I hope Lady Gaga wins the best song Oscar, though. I've always liked her. Like Fifty Shades, she offends those people whom, as John Cleese put it, one would truly wish to offend.
Speaking of Lady Gaga, I'll follow up on the music nominees tomorrow.  Stay tuned.


  1. I recycle comments

    Hey, recycling is good for the internet environment.

    These awards never seem to recognize the godawful works of the Christian Right (like this one). I didn't see any of the movies noted here, but I doubt any of them could be as bad. And yes, religion qualifies as "speculative fiction" if anything does.

    1. The Razzies do recognize bad religious films; they just have to be big enough. Last year, two movies from the Religious Right were nominated for multiple awards, Kirk Cameron's "Saving Christmas" and "Left Behind." Those had big enough names and budgets to attract the attention of the voters, who judged "Saving Christmas" to be the worst major studio film of the year.

      Bad low-budget films don't get recognized by the Razzies. If they're hilariously bad, instead of just mediocre, the Smithee Awards take care of them. Unfortunately, the bad religious films aren't funny enough unless they involve science-fiction or fantasy cults, so they get ignored, too.

  2. I'm of the contingent who would prefer ignoring the Christian Right movies altogether. Thing about even bad movie awards like the Razzies, it's free advertising (people will want to see the movies on DVD or streaming just to test themselves and see how bad it really was).

    That said, I'm heartbroken FF didn't sweep the awards. I mean, as a librarian I'm thrilled seeing Fifty Shades get trashed, but that's the book version...

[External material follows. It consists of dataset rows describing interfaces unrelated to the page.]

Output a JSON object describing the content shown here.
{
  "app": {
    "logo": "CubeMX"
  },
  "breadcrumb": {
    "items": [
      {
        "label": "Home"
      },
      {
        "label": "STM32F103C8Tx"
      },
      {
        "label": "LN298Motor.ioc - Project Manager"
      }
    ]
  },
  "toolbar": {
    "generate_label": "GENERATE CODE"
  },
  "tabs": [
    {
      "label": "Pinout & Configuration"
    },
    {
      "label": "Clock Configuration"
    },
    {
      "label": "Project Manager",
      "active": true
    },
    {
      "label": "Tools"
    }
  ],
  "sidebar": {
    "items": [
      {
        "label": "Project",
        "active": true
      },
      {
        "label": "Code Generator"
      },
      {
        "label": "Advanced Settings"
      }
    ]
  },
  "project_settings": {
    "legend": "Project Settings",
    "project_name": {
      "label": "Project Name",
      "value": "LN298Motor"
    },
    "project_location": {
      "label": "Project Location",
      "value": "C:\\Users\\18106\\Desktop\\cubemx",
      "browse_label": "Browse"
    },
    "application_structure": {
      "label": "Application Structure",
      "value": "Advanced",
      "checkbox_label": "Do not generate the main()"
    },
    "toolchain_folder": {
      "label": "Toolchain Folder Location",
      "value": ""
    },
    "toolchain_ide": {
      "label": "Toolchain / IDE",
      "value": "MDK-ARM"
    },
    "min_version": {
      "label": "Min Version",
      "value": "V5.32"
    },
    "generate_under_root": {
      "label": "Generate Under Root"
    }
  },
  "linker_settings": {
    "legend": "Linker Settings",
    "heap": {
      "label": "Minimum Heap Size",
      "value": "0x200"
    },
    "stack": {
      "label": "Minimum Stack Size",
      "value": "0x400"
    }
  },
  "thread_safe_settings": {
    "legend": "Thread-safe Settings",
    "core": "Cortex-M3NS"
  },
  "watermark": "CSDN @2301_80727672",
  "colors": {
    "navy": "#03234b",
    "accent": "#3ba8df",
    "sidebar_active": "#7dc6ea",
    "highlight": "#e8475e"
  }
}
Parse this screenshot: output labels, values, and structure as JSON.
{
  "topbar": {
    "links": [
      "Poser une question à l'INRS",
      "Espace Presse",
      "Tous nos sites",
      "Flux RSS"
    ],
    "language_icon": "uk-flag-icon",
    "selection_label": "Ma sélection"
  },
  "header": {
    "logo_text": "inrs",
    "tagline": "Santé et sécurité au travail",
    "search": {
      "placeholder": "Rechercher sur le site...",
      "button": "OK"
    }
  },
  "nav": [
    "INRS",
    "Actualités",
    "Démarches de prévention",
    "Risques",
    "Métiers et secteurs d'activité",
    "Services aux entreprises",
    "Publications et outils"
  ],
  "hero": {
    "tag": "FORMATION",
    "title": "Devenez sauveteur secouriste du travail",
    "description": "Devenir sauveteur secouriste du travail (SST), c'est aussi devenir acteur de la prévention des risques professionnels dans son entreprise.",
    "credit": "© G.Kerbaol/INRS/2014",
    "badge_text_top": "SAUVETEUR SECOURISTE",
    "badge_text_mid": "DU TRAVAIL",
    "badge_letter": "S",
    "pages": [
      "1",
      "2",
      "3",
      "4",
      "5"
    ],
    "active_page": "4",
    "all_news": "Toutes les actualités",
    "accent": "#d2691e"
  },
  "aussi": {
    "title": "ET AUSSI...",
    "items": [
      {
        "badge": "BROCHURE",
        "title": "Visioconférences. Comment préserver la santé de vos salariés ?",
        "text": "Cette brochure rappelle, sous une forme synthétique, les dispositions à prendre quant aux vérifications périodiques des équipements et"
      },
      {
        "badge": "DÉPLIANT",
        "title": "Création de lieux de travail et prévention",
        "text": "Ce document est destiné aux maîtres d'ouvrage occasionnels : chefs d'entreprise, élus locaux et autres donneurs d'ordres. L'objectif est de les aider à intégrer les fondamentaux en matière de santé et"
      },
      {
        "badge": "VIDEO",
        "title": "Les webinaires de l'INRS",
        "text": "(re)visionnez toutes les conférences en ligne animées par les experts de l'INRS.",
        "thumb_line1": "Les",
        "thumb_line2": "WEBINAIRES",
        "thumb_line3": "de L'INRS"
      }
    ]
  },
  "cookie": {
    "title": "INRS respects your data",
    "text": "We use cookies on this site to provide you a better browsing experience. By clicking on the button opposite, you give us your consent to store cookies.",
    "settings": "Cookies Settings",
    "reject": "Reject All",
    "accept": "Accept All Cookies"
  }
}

    1. Librarians uniformly seem to despise the "Fifty Shades of Grey" series, especially since they know that they started off as "Twilight" fan-fiction. The movies' problem is that they are faithful adaptations of the original material. That doesn't make them bad in and of themselves.